Essay on Management and Organization
2025 Words9 Pages
Introduction The management and organizational approaches that are used by various firms play a critical role in their performance. The adopted management approach is important due to the fact that it determines the efficiency with which activities are performed. The organizational structure of the firm on the other hand determines the delegation and application of authority. The organizational structure is developed by the management. The structure facilitates effective interaction among employees and helps in directing resources towards achieving the goals of the organization. The behavior of employees is also influenced by the management and organizational approach (Mullins 3). Thus a firm will only be successful if it adopts the best…show more content…
First, it is based on the assumption that firms operate in a capitalist economy that is associated with “a free market system” (Perterson 47) in which transactions are facilitated by money. Thus the most important objective of the firms is profit maximization and improving efficiency levels. Second, the workers are expected to be rational. This means that they are supposed to work-hard in order to maximize their earnings. Besides, they are expected to prioritize the goals and objectives of the organization. Finally, organizations are supposed to increase their production capacities in order to enjoy the benefits of “division of labor and specialization of tasks” (Daft 56).
The principles of the theory The scientific management theory is based on four principles. The principles form the basis for designing processes, managing workers and improving productivity. Thus an organization that uses the scientific management approach will improve its efficiency and productivity if it follows the principles correctly. The principles are as follows.

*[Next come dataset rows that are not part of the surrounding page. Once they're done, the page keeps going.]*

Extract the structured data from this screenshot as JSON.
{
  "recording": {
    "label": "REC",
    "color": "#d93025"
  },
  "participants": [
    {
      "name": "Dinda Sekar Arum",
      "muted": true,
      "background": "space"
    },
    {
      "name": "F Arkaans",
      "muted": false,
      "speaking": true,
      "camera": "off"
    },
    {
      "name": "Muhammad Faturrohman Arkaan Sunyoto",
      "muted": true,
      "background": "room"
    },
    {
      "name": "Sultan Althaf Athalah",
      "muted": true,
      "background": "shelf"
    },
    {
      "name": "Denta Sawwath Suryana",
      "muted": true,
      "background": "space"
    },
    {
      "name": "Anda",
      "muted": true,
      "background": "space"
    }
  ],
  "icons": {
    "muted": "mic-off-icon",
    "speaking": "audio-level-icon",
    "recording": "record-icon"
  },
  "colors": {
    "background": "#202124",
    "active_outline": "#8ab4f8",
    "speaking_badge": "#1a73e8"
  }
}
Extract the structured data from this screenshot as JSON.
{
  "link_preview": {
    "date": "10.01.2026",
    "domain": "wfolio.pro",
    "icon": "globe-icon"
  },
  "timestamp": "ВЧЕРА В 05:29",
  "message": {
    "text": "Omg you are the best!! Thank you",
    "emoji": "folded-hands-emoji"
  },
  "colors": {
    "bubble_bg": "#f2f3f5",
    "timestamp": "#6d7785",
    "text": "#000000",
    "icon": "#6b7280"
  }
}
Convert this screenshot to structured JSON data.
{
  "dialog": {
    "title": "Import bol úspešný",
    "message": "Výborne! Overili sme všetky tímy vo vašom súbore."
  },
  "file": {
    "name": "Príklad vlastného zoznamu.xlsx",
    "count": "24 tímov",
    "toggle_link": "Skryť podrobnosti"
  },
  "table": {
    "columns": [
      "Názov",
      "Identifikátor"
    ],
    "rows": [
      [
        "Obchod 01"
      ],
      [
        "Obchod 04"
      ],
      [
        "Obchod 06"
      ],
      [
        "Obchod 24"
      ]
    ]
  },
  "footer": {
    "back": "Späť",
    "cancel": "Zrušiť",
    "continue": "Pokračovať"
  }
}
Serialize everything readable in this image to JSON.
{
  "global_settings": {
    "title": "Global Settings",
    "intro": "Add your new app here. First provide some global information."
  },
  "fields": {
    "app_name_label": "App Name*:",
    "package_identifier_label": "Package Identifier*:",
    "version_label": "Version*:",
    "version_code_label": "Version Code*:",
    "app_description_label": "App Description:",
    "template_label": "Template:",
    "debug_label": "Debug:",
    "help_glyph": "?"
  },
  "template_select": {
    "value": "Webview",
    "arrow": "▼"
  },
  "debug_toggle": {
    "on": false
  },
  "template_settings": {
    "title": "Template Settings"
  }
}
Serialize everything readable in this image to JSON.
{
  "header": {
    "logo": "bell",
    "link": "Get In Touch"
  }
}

Developing a Science for Every Element of Work According to this principle, the old rule-of-thump should be replaced by clear-cut procedures. Such procedures can be developed through a careful study of the various processes within the organization in order to “develop the one best way to do everything” (Cook and Hunsacker 45). In order to identify